Filipino engineer Winchester Lemen is a mechanical engineer from the southern Philippines and runs Envirotech Waste Recycling to turn plastic garbage into chairs.
Envirotech Waste Recycling (EWRI) began making chairs when a visitor came to his plant to ask if he could make something from recycled plastic, and the engineer presented prototype chairs made of melted plastic from landfills. The plastic garbage is collected, shredded, cleaned, melted and molded. After that, they are assembled, sanded and painted.
Meet Jeanny Yao and Miranda Wang, the co-founders of Silicon Valley startup BioCellection, a company that seeks to improve plastic recycling by turning them into compounds for making clothing material and other consumer goods.
Yao and Wang’s journey to recycling began when they were teenagers in high school. As part of their recycling club in Vancouver, Canada the duo collected bottles on beaches and attended tours at waste-processing plants.
McDonald’s in Japan are using trays recycled from plastic toys as part of the fast food chain’s attempt to reduce plastic waste.
A nine-year-old boy in southern China has been collecting recyclables since Golden Week to pay off the 2,000 yuan ($290) that he had stolen from his grandmother.
It was discovered that for two weeks, Hanghang quietly used his grandmother’s WeChat Pay account for mobile game in-app purchases.
A mother of three with a knack for transforming old clothes into new pieces of eco-friendly fashion is winning love on social media.
Sarah Tyau only recycled clothes to save money at first.
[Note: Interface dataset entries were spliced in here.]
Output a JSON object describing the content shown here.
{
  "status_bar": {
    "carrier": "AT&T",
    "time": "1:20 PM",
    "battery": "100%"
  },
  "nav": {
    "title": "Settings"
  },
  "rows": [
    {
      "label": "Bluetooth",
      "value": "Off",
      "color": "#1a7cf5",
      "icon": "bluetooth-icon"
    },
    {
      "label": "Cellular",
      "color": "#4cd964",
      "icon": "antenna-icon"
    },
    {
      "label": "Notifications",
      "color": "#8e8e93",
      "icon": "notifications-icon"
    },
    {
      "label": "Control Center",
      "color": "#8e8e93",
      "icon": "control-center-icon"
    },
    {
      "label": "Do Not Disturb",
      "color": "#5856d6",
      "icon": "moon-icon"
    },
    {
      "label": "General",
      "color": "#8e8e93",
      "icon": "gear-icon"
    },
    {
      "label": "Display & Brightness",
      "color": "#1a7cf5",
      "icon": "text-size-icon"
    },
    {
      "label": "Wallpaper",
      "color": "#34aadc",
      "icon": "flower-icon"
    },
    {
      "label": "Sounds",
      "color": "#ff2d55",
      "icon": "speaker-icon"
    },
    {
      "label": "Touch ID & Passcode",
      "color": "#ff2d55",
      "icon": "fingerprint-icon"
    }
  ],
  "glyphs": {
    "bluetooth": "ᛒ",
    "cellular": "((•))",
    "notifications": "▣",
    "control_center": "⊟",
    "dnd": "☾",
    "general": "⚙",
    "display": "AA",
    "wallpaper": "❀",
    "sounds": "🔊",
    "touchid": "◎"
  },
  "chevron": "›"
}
She started after the birth of her first daughter by going through her closet.
A pub in Kamikatsu, Japan, which is built entirely from recycled garbage, has recently won the 2016 WAN Sustainable Buildings Award for its ingenious, eco-friendly design.
The award-winning sundries shop and pub called the Kamikatz Public House was designed by Hiroshi Nakamura & NAP. It houses living spaces, a bar, and even a brewery.
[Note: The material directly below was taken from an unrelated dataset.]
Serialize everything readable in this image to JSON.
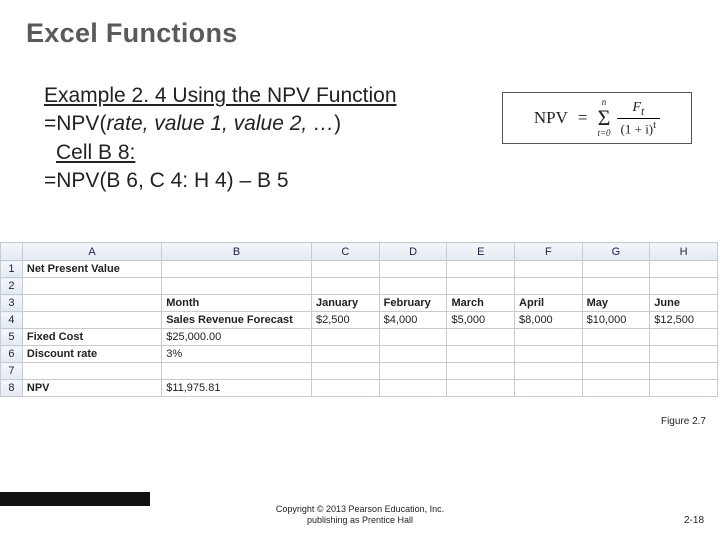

Roskilde, northern Europe’s largest music festival, has a crazy idea for festival-goers this year: “Don’t waste your piss. Farmers can turn it into beer again.”
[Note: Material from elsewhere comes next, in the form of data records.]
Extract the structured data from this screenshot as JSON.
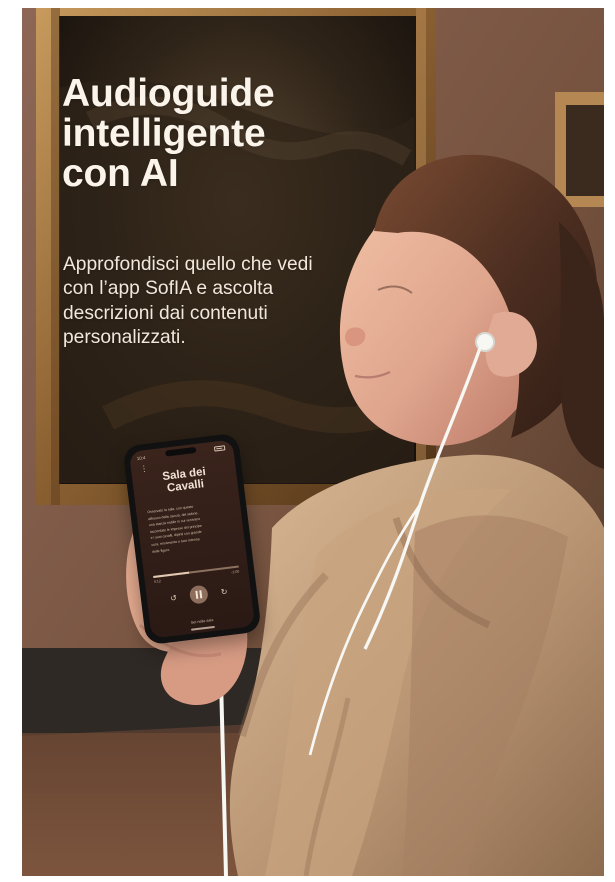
{
  "hero": {
    "title": "Audioguide intelligente con AI",
    "subtitle": "Approfondisci quello che vedi con l’app SofIA e ascolta descrizioni dai contenuti personalizzati."
  },
  "phone": {
    "status_time": "10:4",
    "room_title": "Sala dei Cavalli",
    "description": [
      "Osservate la sala, con questo",
      "affresco della caccia, del salone,",
      "una stanza nobile in cui venivano",
      "raccontate le imprese del principe",
      "e i suoi cavalli, dipinti con grande",
      "cura, movimento e luce intensa",
      "delle figure."
    ],
    "time_elapsed": "0:12",
    "time_remaining": "-1:00",
    "listen_hint": "Sei nella sala",
    "progress_percent": 42
  },
  "colors": {
    "text": "#fbf4eb",
    "phone_screen": "#2a1914",
    "accent": "#8d6e5d"
  },
  "icons": {
    "menu": "menu-icon",
    "rewind": "rewind-icon",
    "pause": "pause-icon",
    "forward": "forward-icon",
    "battery": "battery-icon"
  }
}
In its attempt to go green, a Zealand, Denmark initiative is hoping to gather 25,000 liters of urine this year from attendees before the festival ends on July 4. Roskilde has so far seen 100,000+ festivalgoers, which is right around the perfect number needed to meet their desired “contributions”.